So when an older boy tells Chris to be nicer to his mom (Joan Chen) in a way that late 2000s irony never would have made possible in real life, you’re so locked into the version of the past you remember yourself that it’s as if something like that really could have happened. Moreover, maybe a few moments of self-reflection could have changed your relationship with your older sister or your mother at 14 too?
That’s the incredible and impressive power of Dìdi. It ever so slightly imagines a different reality than we could imagine on our own. But it’s also only possible because Wang and Chen play their roles so excellently. Wang is wound tight and so clearly in need of a treadmill and a hug at the same time. He has boundless energy with nowhere to put it half the time, but he also feels deeply. When his friends get him into a situation with a girl in their class that starts fun but quickly turns awkward, Chris is quickly and sweetly attuned to what’s wrong and wishes he could do something about it. He just doesn’t have the language, and even if he did, being a 9th-grade boy would certainly defeat him first.
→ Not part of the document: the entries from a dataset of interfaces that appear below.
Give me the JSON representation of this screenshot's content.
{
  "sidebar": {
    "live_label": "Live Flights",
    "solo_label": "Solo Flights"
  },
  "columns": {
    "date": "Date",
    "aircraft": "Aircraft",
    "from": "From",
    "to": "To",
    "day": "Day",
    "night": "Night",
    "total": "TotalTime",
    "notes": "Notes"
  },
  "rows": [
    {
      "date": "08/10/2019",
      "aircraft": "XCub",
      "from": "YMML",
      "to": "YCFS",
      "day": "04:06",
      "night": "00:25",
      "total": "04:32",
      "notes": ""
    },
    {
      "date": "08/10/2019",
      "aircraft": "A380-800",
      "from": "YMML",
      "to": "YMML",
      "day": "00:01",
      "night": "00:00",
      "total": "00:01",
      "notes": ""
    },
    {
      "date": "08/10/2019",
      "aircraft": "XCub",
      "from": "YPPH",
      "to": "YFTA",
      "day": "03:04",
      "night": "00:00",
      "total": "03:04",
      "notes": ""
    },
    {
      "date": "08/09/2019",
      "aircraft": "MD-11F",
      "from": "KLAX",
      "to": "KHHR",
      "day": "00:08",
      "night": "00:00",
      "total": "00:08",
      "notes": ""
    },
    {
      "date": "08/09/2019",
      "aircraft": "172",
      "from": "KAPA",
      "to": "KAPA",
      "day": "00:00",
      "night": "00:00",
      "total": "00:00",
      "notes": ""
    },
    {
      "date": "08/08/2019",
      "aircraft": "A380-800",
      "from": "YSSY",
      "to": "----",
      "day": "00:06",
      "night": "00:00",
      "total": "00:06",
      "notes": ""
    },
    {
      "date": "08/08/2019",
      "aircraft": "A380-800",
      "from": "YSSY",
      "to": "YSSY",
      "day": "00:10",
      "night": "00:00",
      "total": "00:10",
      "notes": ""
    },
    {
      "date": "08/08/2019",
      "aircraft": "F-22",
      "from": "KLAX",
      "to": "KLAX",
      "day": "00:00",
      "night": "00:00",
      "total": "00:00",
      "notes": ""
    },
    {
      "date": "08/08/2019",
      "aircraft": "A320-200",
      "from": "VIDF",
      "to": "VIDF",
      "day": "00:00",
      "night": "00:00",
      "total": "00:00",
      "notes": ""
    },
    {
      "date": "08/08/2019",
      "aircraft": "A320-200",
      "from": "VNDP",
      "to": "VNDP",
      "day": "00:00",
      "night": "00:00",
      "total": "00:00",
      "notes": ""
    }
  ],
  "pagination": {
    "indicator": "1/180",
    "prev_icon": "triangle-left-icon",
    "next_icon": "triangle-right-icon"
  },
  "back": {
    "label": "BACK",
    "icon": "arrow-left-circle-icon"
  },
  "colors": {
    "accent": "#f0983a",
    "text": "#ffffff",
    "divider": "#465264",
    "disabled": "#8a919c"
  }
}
The quiet power of Chen’s performance as Chris’s mom seals the whole deal, though. Every moment where she struggles to give her children exactly what they need to thrive is crushing. And made even more so by the scenes she shares with her own mother (Chang Li Hua). They make clear the origin of her discontent and drive to be a good parent. They also offer Chris the rare opportunity to continue seeing his mother as a person, not just worthy of his innate love but also his respect. Some of their final words exchanged together elevate the entire movie.
Dìdi belongs to a rare category of movies I call “Movies That Make Me Want To Be A Parent.” As I’ve become older and spent longer working with kids professionally, the parents of coming-of-age movies have become more and more fascinating to me. Often, parents are depicted as annoying or naive. Even when they’re trying their best, we can’t help but wish they’d stop. Dìdi offers the precious opportunity to watch a mother struggle but still come out as the hero. Rather than being irritated by her shortcomings, they’re inspiring. She makes it feel like you don’t have to be perfect to be a good parent. And, she helps illustrate some of the ways that perhaps a modern parent can do things a little differently.
Dìdi is an excellent coming-of-age period piece. The way it places you firmly in 2008 is uncanny, but the way it tells that history just slightly differently than how it probably was is perfect. We all deserve to be able to look at difficult times in our lives with fondness while imagining how it could have been just a little better. It’s creative, it’s healing, and in Dìdi’s case, very well acted as well.
Dìdi screened as a part of Sundance 2024.
Dìdi is an excellent coming-of-age period piece. The way it places you firmly in 2008 is uncanny, but the way it tells that history just slightly differently than how it probably was is perfect.